This was a short introduction to React Suspense, go further by watching the video and play online with topheman/react-fiber-experiments.


CircleCI – How to use the latest version of docker-compose / docker-engine ?

On my latest project topheman/docker-experiments, I’ve been using CircleCI to build docker images of my app on the CI and run unit tests through them, using the same docker-compose file configuration as I’m using on my local machine. Though, at my first build I encountered the following error:

ERROR: Version in “./docker-compose.yml” is unsupported. You might be seeing this error because you’re using the wrong Compose file version. Either specify a supported version (“2.0”, “2.1”, “3.0”, “3.1”, “3.2”) and place your service definitions under the `services` key, or omit the `version` key and place your service definitions at the root of the file to use version 1.

For more on the Compose file format versions, see https://docs.docker.com/compose/compose-file/

This means that the docker-compose file format I’m using (v3.4) isn’t supported by the docker-engine version used on the default setup of CircleCIsee compose and docker matrix compatibility.

Fortunately, on CircleCI, in machine executor mode, you can change/customize the image your VM will be running (by default: circleci/classic:latest) – see the list of images available.

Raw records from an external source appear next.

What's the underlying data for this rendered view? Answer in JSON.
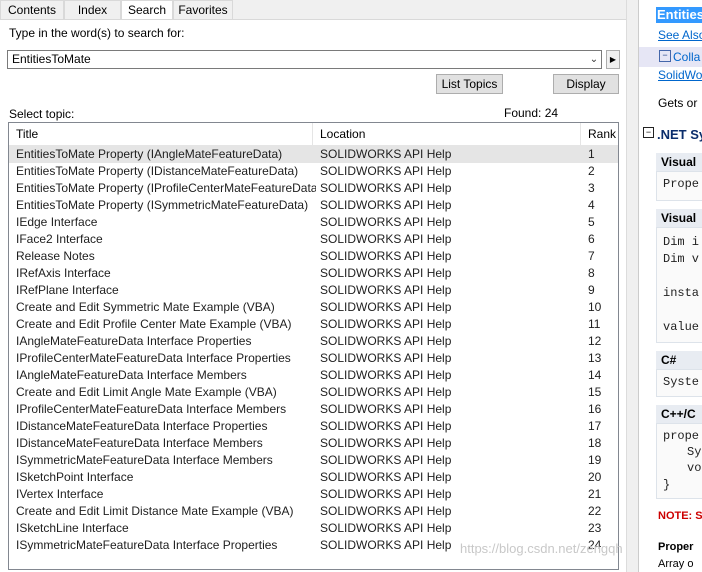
{
  "tabs": [
    {
      "label": "Contents"
    },
    {
      "label": "Index"
    },
    {
      "label": "Search"
    },
    {
      "label": "Favorites"
    }
  ],
  "search": {
    "prompt_label": "Type in the word(s) to search for:",
    "query": "EntitiesToMate",
    "list_topics_label": "List Topics",
    "display_label": "Display",
    "select_topic_label": "Select topic:",
    "found_label": "Found: 24"
  },
  "table": {
    "columns": [
      "Title",
      "Location",
      "Rank"
    ],
    "rows": [
      {
        "title": "EntitiesToMate Property (IAngleMateFeatureData)",
        "location": "SOLIDWORKS API Help",
        "rank": "1"
      },
      {
        "title": "EntitiesToMate Property (IDistanceMateFeatureData)",
        "location": "SOLIDWORKS API Help",
        "rank": "2"
      },
      {
        "title": "EntitiesToMate Property (IProfileCenterMateFeatureData)",
        "location": "SOLIDWORKS API Help",
        "rank": "3"
      },
      {
        "title": "EntitiesToMate Property (ISymmetricMateFeatureData)",
        "location": "SOLIDWORKS API Help",
        "rank": "4"
      },
      {
        "title": "IEdge Interface",
        "location": "SOLIDWORKS API Help",
        "rank": "5"
      },
      {
        "title": "IFace2 Interface",
        "location": "SOLIDWORKS API Help",
        "rank": "6"
      },
      {
        "title": "Release Notes",
        "location": "SOLIDWORKS API Help",
        "rank": "7"
      },
      {
        "title": "IRefAxis Interface",
        "location": "SOLIDWORKS API Help",
        "rank": "8"
      },
      {
        "title": "IRefPlane Interface",
        "location": "SOLIDWORKS API Help",
        "rank": "9"
      },
      {
        "title": "Create and Edit Symmetric Mate Example (VBA)",
        "location": "SOLIDWORKS API Help",
        "rank": "10"
      },
      {
        "title": "Create and Edit Profile Center Mate Example (VBA)",
        "location": "SOLIDWORKS API Help",
        "rank": "11"
      },
      {
        "title": "IAngleMateFeatureData Interface Properties",
        "location": "SOLIDWORKS API Help",
        "rank": "12"
      },
      {
        "title": "IProfileCenterMateFeatureData Interface Properties",
        "location": "SOLIDWORKS API Help",
        "rank": "13"
      },
      {
        "title": "IAngleMateFeatureData Interface Members",
        "location": "SOLIDWORKS API Help",
        "rank": "14"
      },
      {
        "title": "Create and Edit Limit Angle Mate Example (VBA)",
        "location": "SOLIDWORKS API Help",
        "rank": "15"
      },
      {
        "title": "IProfileCenterMateFeatureData Interface Members",
        "location": "SOLIDWORKS API Help",
        "rank": "16"
      },
      {
        "title": "IDistanceMateFeatureData Interface Properties",
        "location": "SOLIDWORKS API Help",
        "rank": "17"
      },
      {
        "title": "IDistanceMateFeatureData Interface Members",
        "location": "SOLIDWORKS API Help",
        "rank": "18"
      },
      {
        "title": "ISymmetricMateFeatureData Interface Members",
        "location": "SOLIDWORKS API Help",
        "rank": "19"
      },
      {
        "title": "ISketchPoint Interface",
        "location": "SOLIDWORKS API Help",
        "rank": "20"
      },
      {
        "title": "IVertex Interface",
        "location": "SOLIDWORKS API Help",
        "rank": "21"
      },
      {
        "title": "Create and Edit Limit Distance Mate Example (VBA)",
        "location": "SOLIDWORKS API Help",
        "rank": "22"
      },
      {
        "title": "ISketchLine Interface",
        "location": "SOLIDWORKS API Help",
        "rank": "23"
      },
      {
        "title": "ISymmetricMateFeatureData Interface Properties",
        "location": "SOLIDWORKS API Help",
        "rank": "24"
      }
    ]
  },
  "content_pane": {
    "page_title": "Entities",
    "see_also": "See Also",
    "collapse": "Colla",
    "solidworks_link": "SolidWo",
    "gets_text": "Gets or",
    "net_syntax": ".NET Sy",
    "visual_basic_1": "Visual",
    "code_1": "Prope",
    "visual_basic_2": "Visual",
    "code_2a": "Dim i",
    "code_2b": "Dim v",
    "code_2c": "insta",
    "code_2d": "value",
    "csharp": "C#",
    "code_3": "Syste",
    "cpp": "C++/C",
    "code_4a": "prope",
    "code_4b": "Sy",
    "code_4c": "vo",
    "code_4d": "}",
    "note": "NOTE: S",
    "property_value": "Proper",
    "array_text": "Array o"
  },
  "watermark": "https://blog.csdn.net/zengqh",
  "colors": {
    "selected_tab": "#ffffff",
    "row_highlight": "#e5e5e5",
    "link_blue": "#0066cc",
    "note_red": "#cc0000",
    "title_highlight_bg": "#3399ff"
  }
}
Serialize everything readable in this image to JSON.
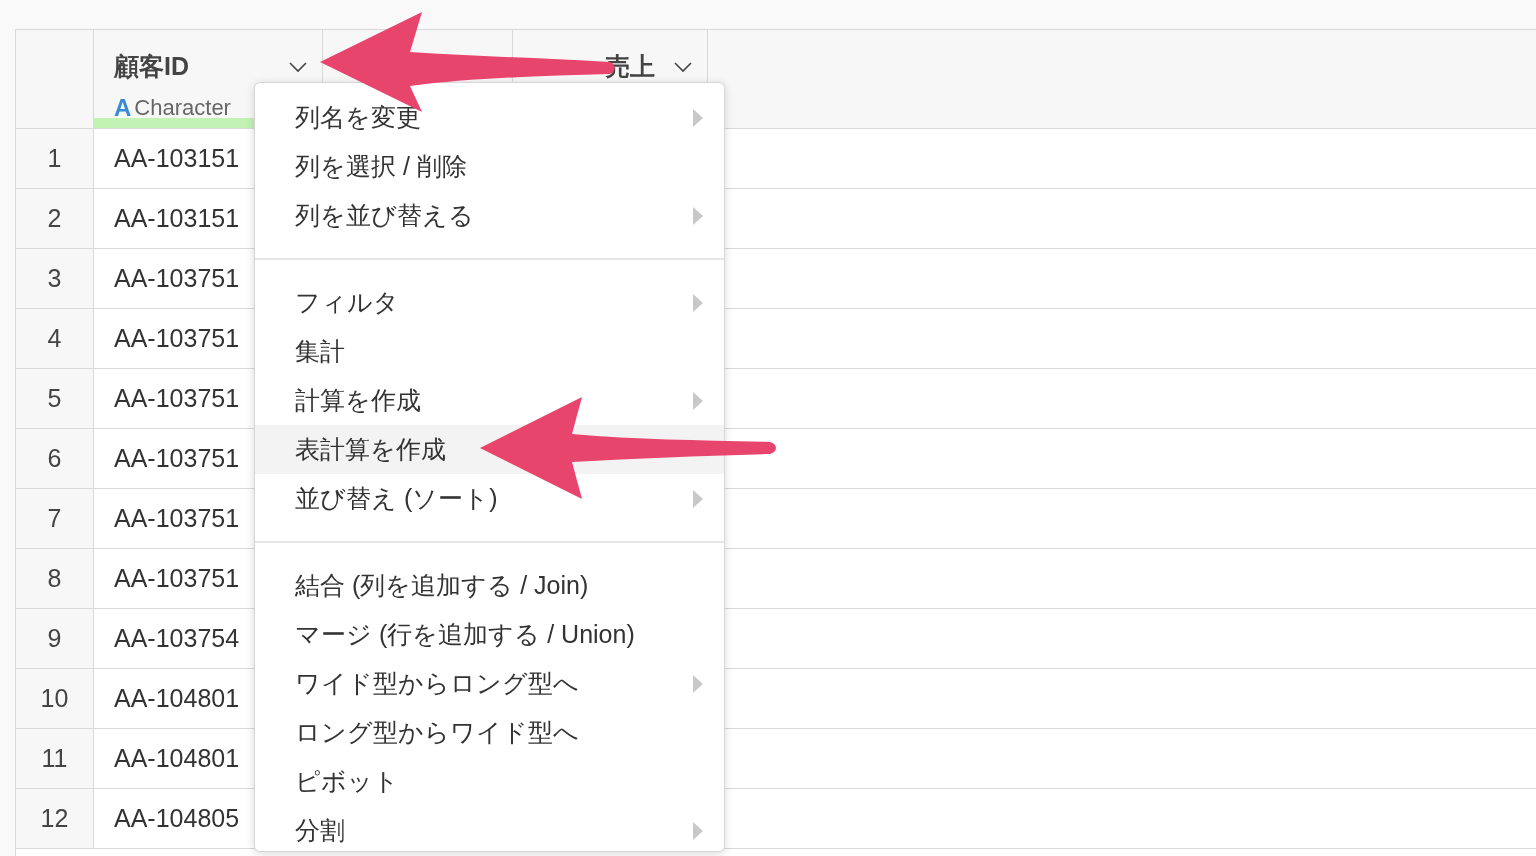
{
  "table": {
    "columns": [
      {
        "name": "顧客ID",
        "type_icon": "A",
        "type": "Character",
        "has_dropdown": true
      },
      {
        "has_dropdown": false
      },
      {
        "name": "売上",
        "has_dropdown": true
      }
    ],
    "rows": [
      {
        "index": "1",
        "customer_id": "AA-103151"
      },
      {
        "index": "2",
        "customer_id": "AA-103151"
      },
      {
        "index": "3",
        "customer_id": "AA-103751"
      },
      {
        "index": "4",
        "customer_id": "AA-103751"
      },
      {
        "index": "5",
        "customer_id": "AA-103751"
      },
      {
        "index": "6",
        "customer_id": "AA-103751"
      },
      {
        "index": "7",
        "customer_id": "AA-103751"
      },
      {
        "index": "8",
        "customer_id": "AA-103751"
      },
      {
        "index": "9",
        "customer_id": "AA-103754"
      },
      {
        "index": "10",
        "customer_id": "AA-104801"
      },
      {
        "index": "11",
        "customer_id": "AA-104801"
      },
      {
        "index": "12",
        "customer_id": "AA-104805"
      }
    ]
  },
  "context_menu": {
    "groups": [
      [
        {
          "label": "列名を変更",
          "has_submenu": true,
          "highlighted": false
        },
        {
          "label": "列を選択 / 削除",
          "has_submenu": false,
          "highlighted": false
        },
        {
          "label": "列を並び替える",
          "has_submenu": true,
          "highlighted": false
        }
      ],
      [
        {
          "label": "フィルタ",
          "has_submenu": true,
          "highlighted": false
        },
        {
          "label": "集計",
          "has_submenu": false,
          "highlighted": false
        },
        {
          "label": "計算を作成",
          "has_submenu": true,
          "highlighted": false
        },
        {
          "label": "表計算を作成",
          "has_submenu": false,
          "highlighted": true
        },
        {
          "label": "並び替え (ソート)",
          "has_submenu": true,
          "highlighted": false
        }
      ],
      [
        {
          "label": "結合 (列を追加する / Join)",
          "has_submenu": false,
          "highlighted": false
        },
        {
          "label": "マージ (行を追加する / Union)",
          "has_submenu": false,
          "highlighted": false
        },
        {
          "label": "ワイド型からロング型へ",
          "has_submenu": true,
          "highlighted": false
        },
        {
          "label": "ロング型からワイド型へ",
          "has_submenu": false,
          "highlighted": false
        },
        {
          "label": "ピボット",
          "has_submenu": false,
          "highlighted": false
        },
        {
          "label": "分割",
          "has_submenu": true,
          "highlighted": false
        }
      ]
    ]
  },
  "annotations": [
    {
      "kind": "arrow"
    },
    {
      "kind": "arrow"
    }
  ]
}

All I had to do was switching the image name and I was able to use an other version of docker-compose / docker-engine on the CI:

version: 2
-    machine: true
+    machine:
+      image: circleci/classic:201808-01

You can see the modifications in that commit.

More posts to come about docker, meanwhile, you can checkout topheman/docker-experiments.